ABOUT THIS EXERCISE
Select every line below containing the word "name".

AVAILABLE DATA
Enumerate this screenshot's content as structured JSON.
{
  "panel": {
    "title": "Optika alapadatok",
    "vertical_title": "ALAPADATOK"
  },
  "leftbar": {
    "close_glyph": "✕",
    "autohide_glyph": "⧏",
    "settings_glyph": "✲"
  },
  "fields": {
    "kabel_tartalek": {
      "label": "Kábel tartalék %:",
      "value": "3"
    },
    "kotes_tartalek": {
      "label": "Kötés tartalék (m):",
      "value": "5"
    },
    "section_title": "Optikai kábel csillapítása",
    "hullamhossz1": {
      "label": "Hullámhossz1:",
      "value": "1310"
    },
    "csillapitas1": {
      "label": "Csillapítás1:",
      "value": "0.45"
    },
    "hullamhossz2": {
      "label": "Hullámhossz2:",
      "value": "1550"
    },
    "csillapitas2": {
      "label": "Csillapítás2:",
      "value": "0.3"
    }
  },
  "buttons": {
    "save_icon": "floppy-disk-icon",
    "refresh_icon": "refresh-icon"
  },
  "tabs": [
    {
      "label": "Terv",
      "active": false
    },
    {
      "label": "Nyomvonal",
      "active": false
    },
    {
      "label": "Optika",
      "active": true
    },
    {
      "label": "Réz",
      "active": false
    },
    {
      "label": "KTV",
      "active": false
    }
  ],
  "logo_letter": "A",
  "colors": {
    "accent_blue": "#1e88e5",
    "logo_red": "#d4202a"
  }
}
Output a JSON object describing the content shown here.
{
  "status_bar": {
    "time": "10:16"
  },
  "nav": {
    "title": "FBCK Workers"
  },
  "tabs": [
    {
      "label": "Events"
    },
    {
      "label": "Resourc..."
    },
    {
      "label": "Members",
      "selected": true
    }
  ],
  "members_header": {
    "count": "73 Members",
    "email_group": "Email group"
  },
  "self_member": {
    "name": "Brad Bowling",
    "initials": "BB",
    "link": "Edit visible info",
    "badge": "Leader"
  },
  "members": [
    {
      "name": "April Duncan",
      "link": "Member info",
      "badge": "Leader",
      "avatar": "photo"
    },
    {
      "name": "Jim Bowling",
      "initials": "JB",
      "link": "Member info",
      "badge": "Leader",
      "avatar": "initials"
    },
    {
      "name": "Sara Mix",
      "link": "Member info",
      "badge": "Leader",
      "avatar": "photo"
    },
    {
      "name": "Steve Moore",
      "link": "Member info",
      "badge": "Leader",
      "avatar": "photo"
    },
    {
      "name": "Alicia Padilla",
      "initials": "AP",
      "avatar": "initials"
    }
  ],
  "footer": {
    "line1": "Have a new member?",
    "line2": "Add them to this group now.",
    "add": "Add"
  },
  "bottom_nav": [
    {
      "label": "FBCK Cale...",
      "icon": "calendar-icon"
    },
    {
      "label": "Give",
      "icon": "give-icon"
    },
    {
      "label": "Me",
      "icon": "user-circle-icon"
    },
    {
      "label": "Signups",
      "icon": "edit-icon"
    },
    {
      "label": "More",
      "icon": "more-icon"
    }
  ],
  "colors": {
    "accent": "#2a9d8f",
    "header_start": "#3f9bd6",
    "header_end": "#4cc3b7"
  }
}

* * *

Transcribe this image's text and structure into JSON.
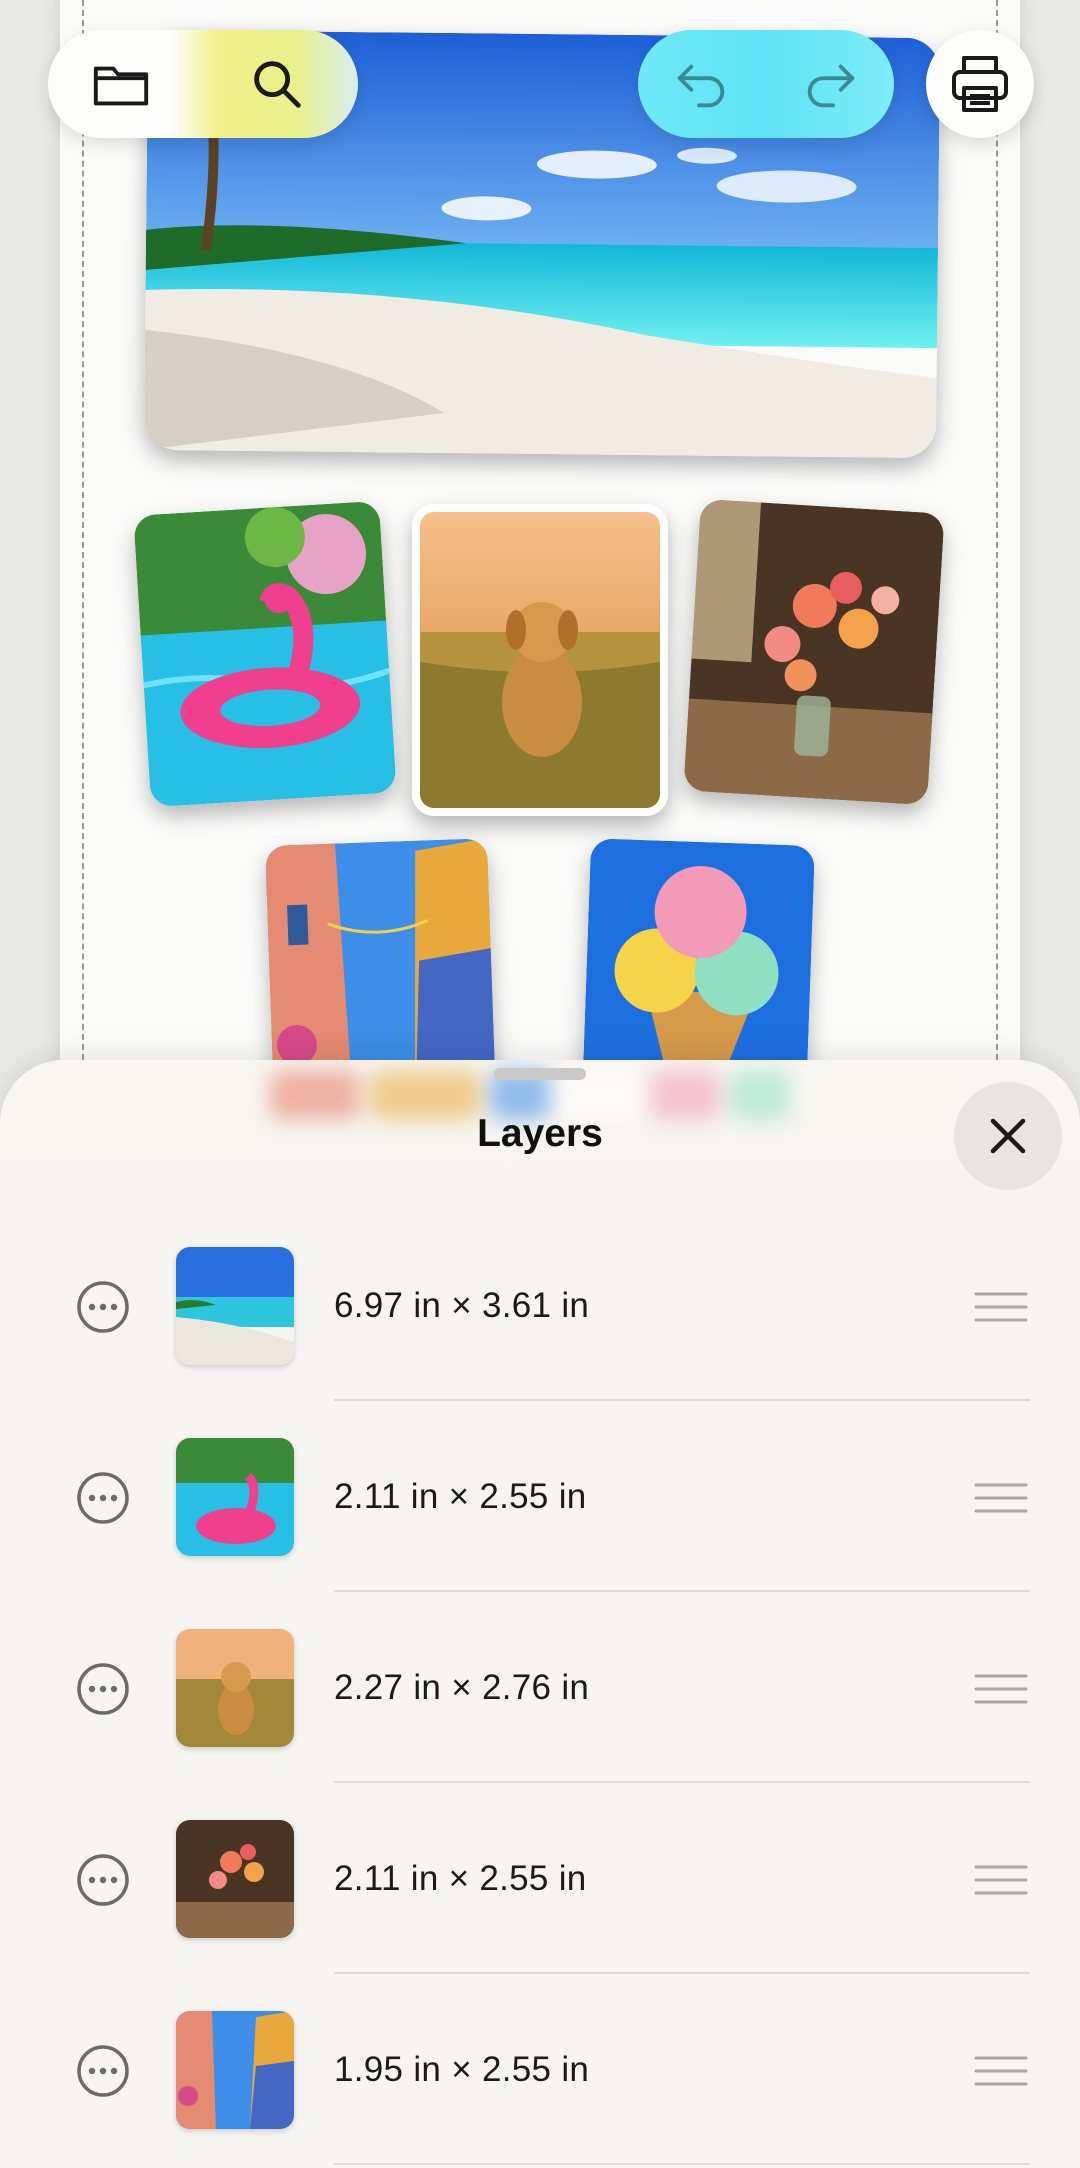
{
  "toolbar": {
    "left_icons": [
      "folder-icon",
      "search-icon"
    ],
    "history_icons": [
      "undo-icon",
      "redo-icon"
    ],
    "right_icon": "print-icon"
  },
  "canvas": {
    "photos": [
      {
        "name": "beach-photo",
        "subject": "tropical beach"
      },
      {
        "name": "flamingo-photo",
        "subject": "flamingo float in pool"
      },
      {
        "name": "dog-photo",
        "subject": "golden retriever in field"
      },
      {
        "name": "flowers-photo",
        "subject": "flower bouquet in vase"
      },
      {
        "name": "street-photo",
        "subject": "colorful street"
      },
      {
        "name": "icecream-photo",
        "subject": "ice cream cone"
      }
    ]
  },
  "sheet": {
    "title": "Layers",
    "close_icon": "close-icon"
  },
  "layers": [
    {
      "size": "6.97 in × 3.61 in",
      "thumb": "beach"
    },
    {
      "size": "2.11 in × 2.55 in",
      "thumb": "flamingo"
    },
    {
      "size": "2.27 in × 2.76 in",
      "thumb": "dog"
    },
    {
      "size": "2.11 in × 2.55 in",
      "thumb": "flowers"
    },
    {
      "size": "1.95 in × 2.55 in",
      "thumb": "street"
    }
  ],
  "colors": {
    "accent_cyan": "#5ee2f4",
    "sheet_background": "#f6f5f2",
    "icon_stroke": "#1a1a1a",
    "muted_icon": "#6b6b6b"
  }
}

TASK RESULT
    "name": "Brad Bowling",
      "name": "April Duncan",
      "name": "Jim Bowling",
      "name": "Sara Mix",
      "name": "Steve Moore",
      "name": "Alicia Padilla",
        "name": "beach-photo",
        "name": "flamingo-photo",
        "name": "dog-photo",
        "name": "flowers-photo",
        "name": "street-photo",
        "name": "icecream-photo",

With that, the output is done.